We don’t have a new hard-and-fast timeline to give you. Our intention is still to release ProPhoto6 in beta form as soon as we possibly can. We are extremely anxious to get this product in your hands and will be working as fast as we can to do so. But we feel the right thing to do is make sure we focus on building great product that is a rock solid foundation for the future of ProPhoto, rather than releasing something with the numerous deep compromises that would have been necessary to meet the original timeline.
We’ve made a ton of progress already, and can see fairly clearly the list of things that remain undone — and its shrinking every week.
Later this week we’re going to have an online meeting with our network of graphic designers who create the add-on designs for ProPhoto to give them even more detail about the state of ProPhoto6. We’re also going to be showing them some of the prototypes of the new features and concepts coming in P6 (more on those below). As soon as we can, we’re going to be getting a pre-beta to our designers for them to start using the new version and preparing for making designs for it. We’re hoping to do this as early as mid-October. Then, as quickly after that as we can, we will start a limited beta-testing period. As soon as the beta is solid enough to be useful for the tech-savvy early-adopters among our customer base, we’d like to make it generally available.
We have a ton of cool things in the works for version 6. Here’s just a few details to whet your appetite.
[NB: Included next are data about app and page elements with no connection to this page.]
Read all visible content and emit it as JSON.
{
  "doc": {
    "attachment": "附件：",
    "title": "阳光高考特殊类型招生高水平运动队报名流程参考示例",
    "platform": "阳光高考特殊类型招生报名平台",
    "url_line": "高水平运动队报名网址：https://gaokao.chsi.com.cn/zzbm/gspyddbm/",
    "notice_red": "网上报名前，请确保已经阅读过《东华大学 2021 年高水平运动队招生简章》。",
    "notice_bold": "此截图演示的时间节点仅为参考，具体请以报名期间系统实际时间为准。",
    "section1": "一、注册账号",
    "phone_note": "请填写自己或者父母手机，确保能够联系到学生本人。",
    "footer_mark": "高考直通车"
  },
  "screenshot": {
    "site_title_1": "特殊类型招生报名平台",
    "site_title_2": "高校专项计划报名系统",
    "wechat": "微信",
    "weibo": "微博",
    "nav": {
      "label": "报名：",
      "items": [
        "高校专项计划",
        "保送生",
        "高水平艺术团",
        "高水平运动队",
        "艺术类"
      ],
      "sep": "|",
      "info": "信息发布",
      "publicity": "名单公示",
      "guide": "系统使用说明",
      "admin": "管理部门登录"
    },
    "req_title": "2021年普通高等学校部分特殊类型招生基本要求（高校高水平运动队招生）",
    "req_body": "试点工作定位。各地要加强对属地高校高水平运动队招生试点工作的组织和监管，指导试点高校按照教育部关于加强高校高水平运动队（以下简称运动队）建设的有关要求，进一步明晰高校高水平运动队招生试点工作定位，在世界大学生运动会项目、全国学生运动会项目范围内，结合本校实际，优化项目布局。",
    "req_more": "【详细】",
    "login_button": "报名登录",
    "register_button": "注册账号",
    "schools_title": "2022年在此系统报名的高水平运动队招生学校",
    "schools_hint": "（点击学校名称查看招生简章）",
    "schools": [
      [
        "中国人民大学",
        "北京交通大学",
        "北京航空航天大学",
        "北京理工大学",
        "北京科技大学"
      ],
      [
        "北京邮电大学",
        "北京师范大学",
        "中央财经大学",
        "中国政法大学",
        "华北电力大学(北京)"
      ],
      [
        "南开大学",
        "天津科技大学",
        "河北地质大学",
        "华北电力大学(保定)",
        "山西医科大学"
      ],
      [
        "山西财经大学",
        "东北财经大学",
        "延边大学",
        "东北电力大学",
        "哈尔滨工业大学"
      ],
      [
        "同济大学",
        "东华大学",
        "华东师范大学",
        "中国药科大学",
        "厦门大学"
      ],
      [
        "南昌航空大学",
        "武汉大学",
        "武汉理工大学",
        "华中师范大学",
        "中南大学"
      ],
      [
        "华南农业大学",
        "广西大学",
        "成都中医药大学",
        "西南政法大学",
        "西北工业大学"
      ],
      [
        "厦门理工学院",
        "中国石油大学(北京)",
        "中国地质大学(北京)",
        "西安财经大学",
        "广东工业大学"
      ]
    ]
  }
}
First and most importantly, it’s natively responsive. No more alternate mobile site version — everything about version 6 is being built to intelligently adapt to all screen sizes. In making P6 responsive to the core, we decided to give you really powerful controls over the layout of your site, decomposing all the parts of it into customizable blocks of content, with unlimited rows and columns of various sizes throughout the major portions of your site. These blocks, rows, and columns will be customizable at a fine-grained level, allowing a huge amount of flexibility in building responsive designs.
We’ve also worked hard at the core image display functionality. We’ve built a system to leverage emerging web standards for natively responsive image elements that are fast, optimized, and work great at any device size and pixel density.
Our gallery system is being totally revamped to be natively responsive, leverage custom post types, and more flexible than ever. In P6 you won’t be limited to choosing between slider, slideshow, or lightbox styles — you can mix and match functionality of all three (and more) within single galleries.
Grids have gotten a big makeover as well and they are natively responsive and more flexible than ever, reflowing and resizing intelligently and automatically to make the best use of the screen size.
Menus have been rebuilt nearly from scratch to take advantage of emerging best practices for mobile and large-screen navigation. We’re building some great-looking and intuitive small-screen menu displays, and adding the flexibility for you to control how your menus re-flow and adapt on larger screens.
We’re also working to build in a concept of design templates — alternate variations of your main site design that you can apply selectively to page types or individual posts and pages. This means you will be able to have different parts of your site laid out and styled totally differently, to emphasize and more properly display your different types of content.
We think you’re going to be really pleased with ProPhoto6, and we feel great about building on it for future versions of ProPhoto.
Once again, we’re sorry for the delay. We’re racing to deliver you all something as soon as we possibly can, and appreciate your patience. Please let us know if you have any thoughts or questions in the comments area below.